"We have to face facts that coal from the Hunter is a key Australian contribution to increasing climate risk. There is a clear connection between the coal we dig out of the ground here and the lives that are lost, and the homes that are lost, in bushfires and other extreme weather disasters elsewhere across Australia and beyond," Dr Phelan said.
"In the same way that it's prudent to prepare for inevitable bushfires, it's essential for the Hunter to prepare for life beyond coal. The aim of a just transition is to recognise the Hunter's existing strengths, build on them, and ensure no one is left behind.
"A just transition here in the Hunter means us here in the Hunter beginning to take responsibility for the global impact of coal mining here."
In December Mr Kean confirmed he had commissioned the state's chief scientist to prepare a blueprint for a radically decarbonised economy so that NSW can become a clean energy export and green technology leader.
In response to Newcastle Herald questions about the Glendell expansion Mr Kean said the Hunter is "well placed to be a part of the new renewable energy industry which will create new jobs and improve the economy, alongside coal".
"There are opportunities to use the unused coal mines in the solar and wind energy industries, to provide cheap energy and reindustrialise the region," Mr Kean said.
In two papers that form part of the application for the Glendell expansion Glencore said the project will contribute to global emissions.
"However, the extent to which global emissions and atmospheric concentrations of greenhouse gases have a demonstrable impact on climate change will be largely driven by the global response to reducing total global emissions which includes all major emission sources and sinks," Glencore said.
"Glencore has announced that it will manage global coal production to a total of around 150 million tonnes per annum going forward as part of a voluntary cap on coal production.
"However, this does not mean Glencore will freeze its coal projects nor exiting coal.
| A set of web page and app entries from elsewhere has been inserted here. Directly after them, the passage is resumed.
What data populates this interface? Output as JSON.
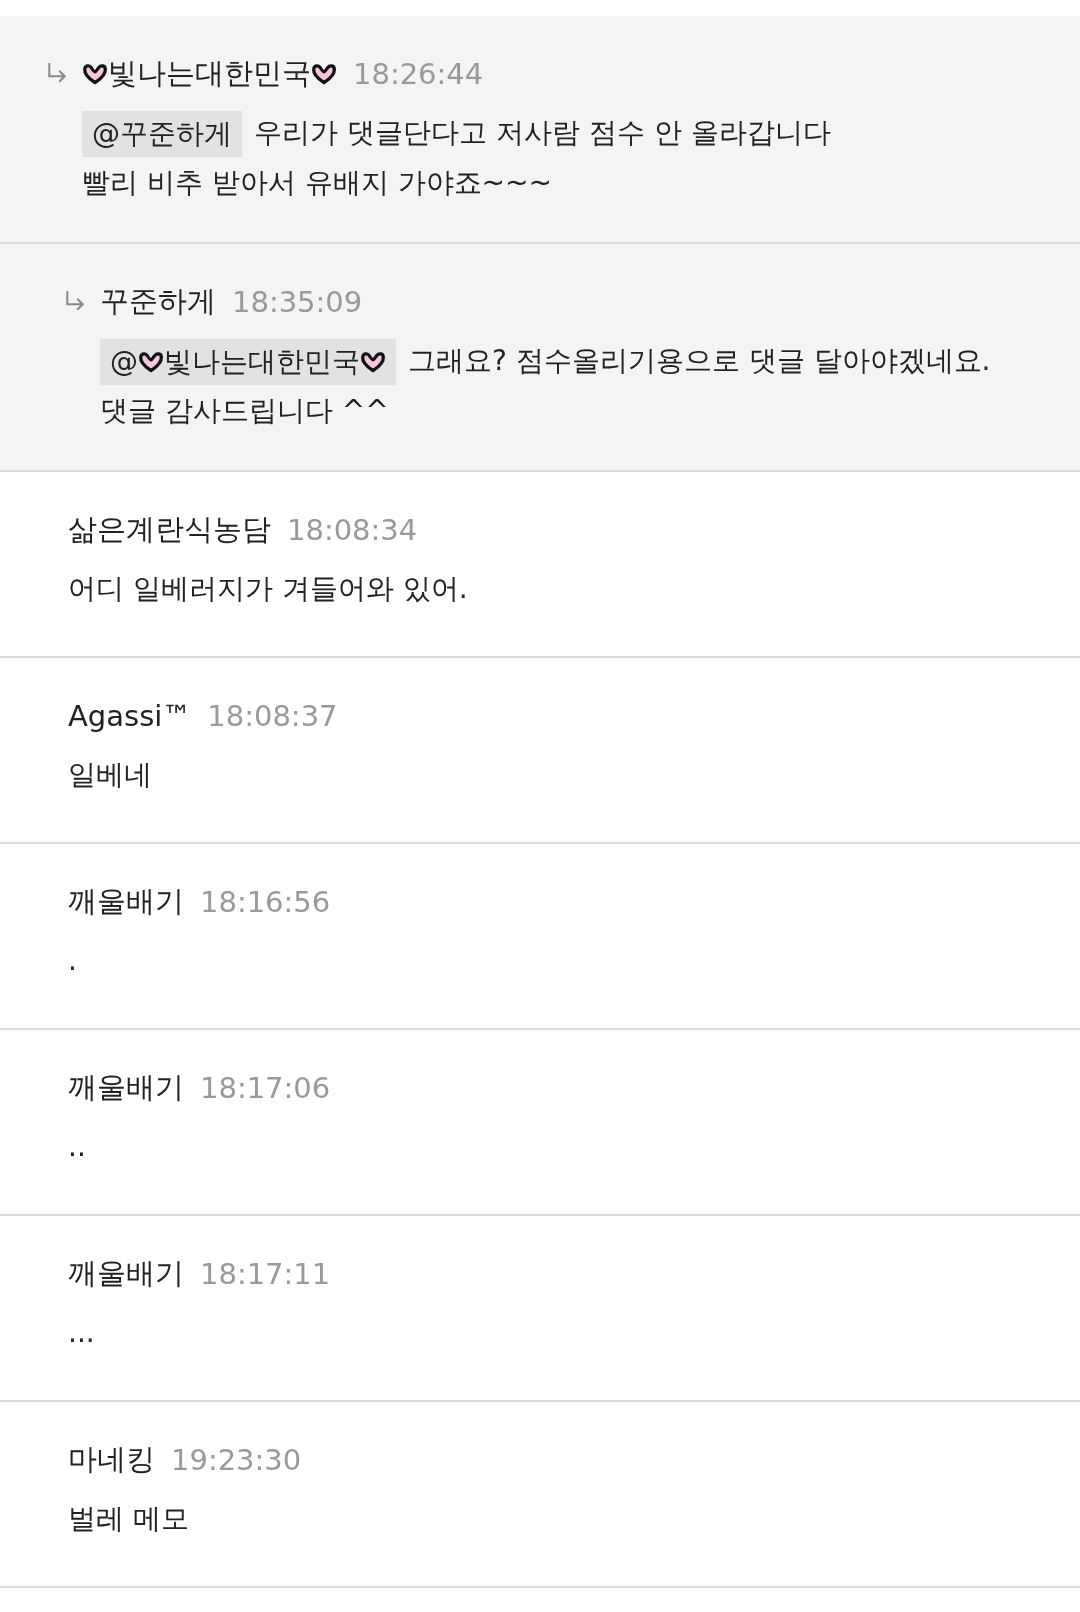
{
  "comments": [
    {
      "kind": "reply",
      "author": "빛나는대한민국",
      "decorated": true,
      "time": "18:26:44",
      "mention": {
        "at": "@",
        "name": "꾸준하게"
      },
      "text": "우리가 댓글단다고 저사람 점수 안 올라갑니다\n빨리 비추 받아서 유배지 가야죠~~~",
      "children": [
        {
          "kind": "reply",
          "author": "꾸준하게",
          "time": "18:35:09",
          "mention": {
            "at": "@",
            "name": "빛나는대한민국",
            "decorated": true
          },
          "text": "그래요? 점수올리기용으로 댓글 달아야겠네요. 댓글 감사드립니다 ^^"
        }
      ]
    },
    {
      "kind": "comment",
      "author": "삶은계란식농담",
      "time": "18:08:34",
      "text": "어디 일베러지가 겨들어와 있어."
    },
    {
      "kind": "comment",
      "author": "Agassi™",
      "time": "18:08:37",
      "text": "일베네"
    },
    {
      "kind": "comment",
      "author": "깨울배기",
      "time": "18:16:56",
      "text": "."
    },
    {
      "kind": "comment",
      "author": "깨울배기",
      "time": "18:17:06",
      "text": ".."
    },
    {
      "kind": "comment",
      "author": "깨울배기",
      "time": "18:17:11",
      "text": "..."
    },
    {
      "kind": "comment",
      "author": "마네킹",
      "time": "19:23:30",
      "text": "벌레 메모"
    }
  ]
}
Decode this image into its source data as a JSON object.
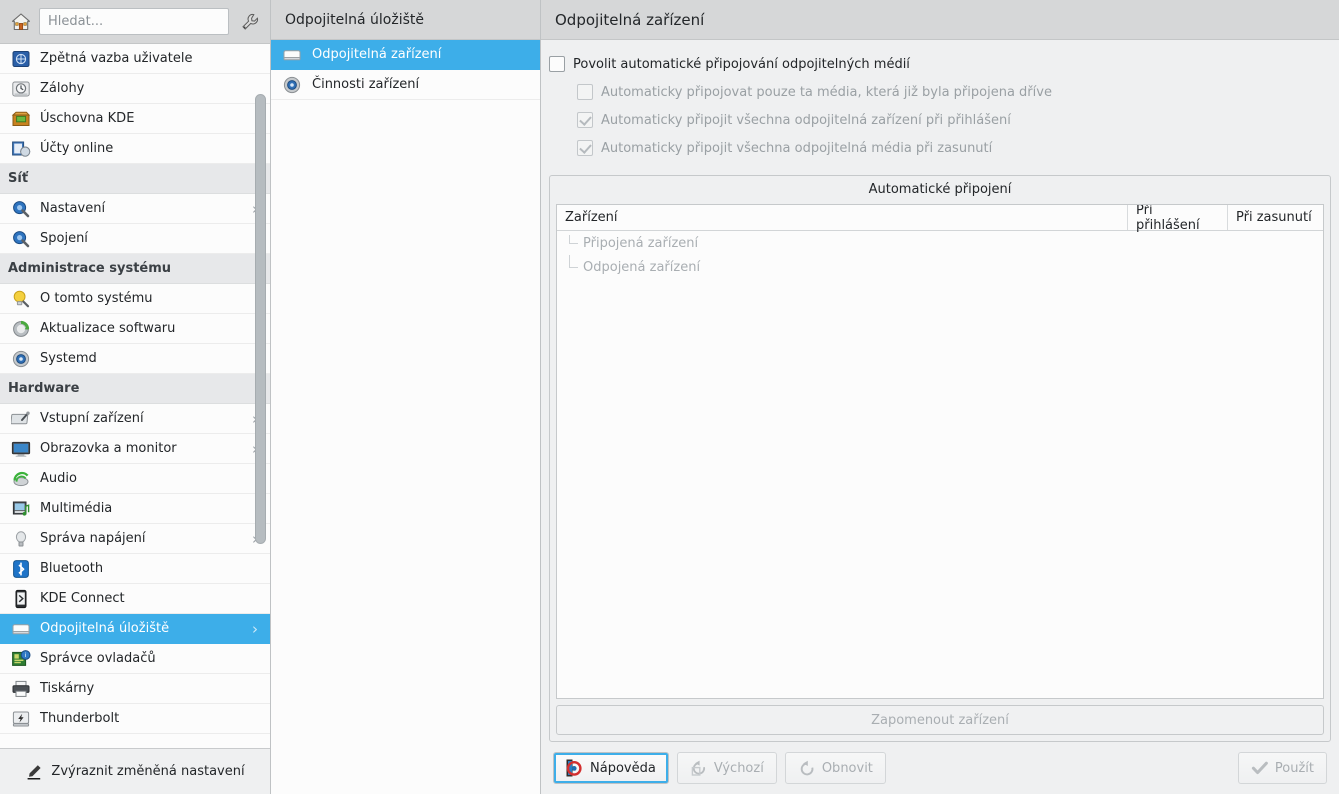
{
  "sidebar": {
    "toolbar": {
      "home_icon": "home-icon",
      "search_placeholder": "Hledat...",
      "search_value": "",
      "configure_icon": "wrench-icon"
    },
    "items": [
      {
        "type": "item",
        "label": "Zpětná vazba uživatele",
        "icon": "user-feedback-icon",
        "arrow": false,
        "selected": false
      },
      {
        "type": "item",
        "label": "Zálohy",
        "icon": "backups-icon",
        "arrow": false,
        "selected": false
      },
      {
        "type": "item",
        "label": "Úschovna KDE",
        "icon": "kde-wallet-icon",
        "arrow": false,
        "selected": false
      },
      {
        "type": "item",
        "label": "Účty online",
        "icon": "online-accounts-icon",
        "arrow": false,
        "selected": false
      },
      {
        "type": "category",
        "label": "Síť"
      },
      {
        "type": "item",
        "label": "Nastavení",
        "icon": "network-settings-icon",
        "arrow": true,
        "selected": false
      },
      {
        "type": "item",
        "label": "Spojení",
        "icon": "network-connections-icon",
        "arrow": false,
        "selected": false
      },
      {
        "type": "category",
        "label": "Administrace systému"
      },
      {
        "type": "item",
        "label": "O tomto systému",
        "icon": "about-system-icon",
        "arrow": false,
        "selected": false
      },
      {
        "type": "item",
        "label": "Aktualizace softwaru",
        "icon": "software-update-icon",
        "arrow": false,
        "selected": false
      },
      {
        "type": "item",
        "label": "Systemd",
        "icon": "systemd-icon",
        "arrow": false,
        "selected": false
      },
      {
        "type": "category",
        "label": "Hardware"
      },
      {
        "type": "item",
        "label": "Vstupní zařízení",
        "icon": "input-devices-icon",
        "arrow": true,
        "selected": false
      },
      {
        "type": "item",
        "label": "Obrazovka a monitor",
        "icon": "display-monitor-icon",
        "arrow": true,
        "selected": false
      },
      {
        "type": "item",
        "label": "Audio",
        "icon": "audio-icon",
        "arrow": false,
        "selected": false
      },
      {
        "type": "item",
        "label": "Multimédia",
        "icon": "multimedia-icon",
        "arrow": false,
        "selected": false
      },
      {
        "type": "item",
        "label": "Správa napájení",
        "icon": "power-management-icon",
        "arrow": true,
        "selected": false
      },
      {
        "type": "item",
        "label": "Bluetooth",
        "icon": "bluetooth-icon",
        "arrow": false,
        "selected": false
      },
      {
        "type": "item",
        "label": "KDE Connect",
        "icon": "kde-connect-icon",
        "arrow": false,
        "selected": false
      },
      {
        "type": "item",
        "label": "Odpojitelná úložiště",
        "icon": "removable-storage-icon",
        "arrow": true,
        "selected": true
      },
      {
        "type": "item",
        "label": "Správce ovladačů",
        "icon": "driver-manager-icon",
        "arrow": false,
        "selected": false
      },
      {
        "type": "item",
        "label": "Tiskárny",
        "icon": "printers-icon",
        "arrow": false,
        "selected": false
      },
      {
        "type": "item",
        "label": "Thunderbolt",
        "icon": "thunderbolt-icon",
        "arrow": false,
        "selected": false
      }
    ],
    "footer": {
      "label": "Zvýraznit změněná nastavení",
      "icon": "highlighter-icon"
    }
  },
  "middle": {
    "header": "Odpojitelná úložiště",
    "items": [
      {
        "label": "Odpojitelná zařízení",
        "icon": "removable-devices-icon",
        "selected": true
      },
      {
        "label": "Činnosti zařízení",
        "icon": "device-actions-icon",
        "selected": false
      }
    ]
  },
  "main": {
    "header": "Odpojitelná zařízení",
    "checkboxes": [
      {
        "label": "Povolit automatické připojování odpojitelných médií",
        "checked": false,
        "disabled": false,
        "sub": false
      },
      {
        "label": "Automaticky připojovat pouze ta média, která již byla připojena dříve",
        "checked": false,
        "disabled": true,
        "sub": true
      },
      {
        "label": "Automaticky připojit všechna odpojitelná zařízení při přihlášení",
        "checked": true,
        "disabled": true,
        "sub": true
      },
      {
        "label": "Automaticky připojit všechna odpojitelná média při zasunutí",
        "checked": true,
        "disabled": true,
        "sub": true
      }
    ],
    "group": {
      "title": "Automatické připojení",
      "columns": [
        "Zařízení",
        "Při přihlášení",
        "Při zasunutí"
      ],
      "rows": [
        {
          "label": "Připojená zařízení",
          "at_login": "",
          "on_attach": ""
        },
        {
          "label": "Odpojená zařízení",
          "at_login": "",
          "on_attach": ""
        }
      ],
      "forget_button": "Zapomenout zařízení"
    },
    "footer_buttons": [
      {
        "label": "Nápověda",
        "icon": "help-icon",
        "disabled": false,
        "focused": true
      },
      {
        "label": "Výchozí",
        "icon": "defaults-icon",
        "disabled": true,
        "focused": false
      },
      {
        "label": "Obnovit",
        "icon": "reset-icon",
        "disabled": true,
        "focused": false
      }
    ],
    "apply_button": {
      "label": "Použít",
      "icon": "apply-check-icon",
      "disabled": true
    }
  },
  "colors": {
    "selection": "#3daee9",
    "header_bar": "#d6d7d8",
    "panel_bg": "#eff0f1",
    "list_bg": "#fcfcfc",
    "disabled_text": "#9aa0a4"
  }
}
Glencore has indicated that it will continue to develop a pipeline of coal projects assessed against market conditions and project economics and while remaining within the coal production cap."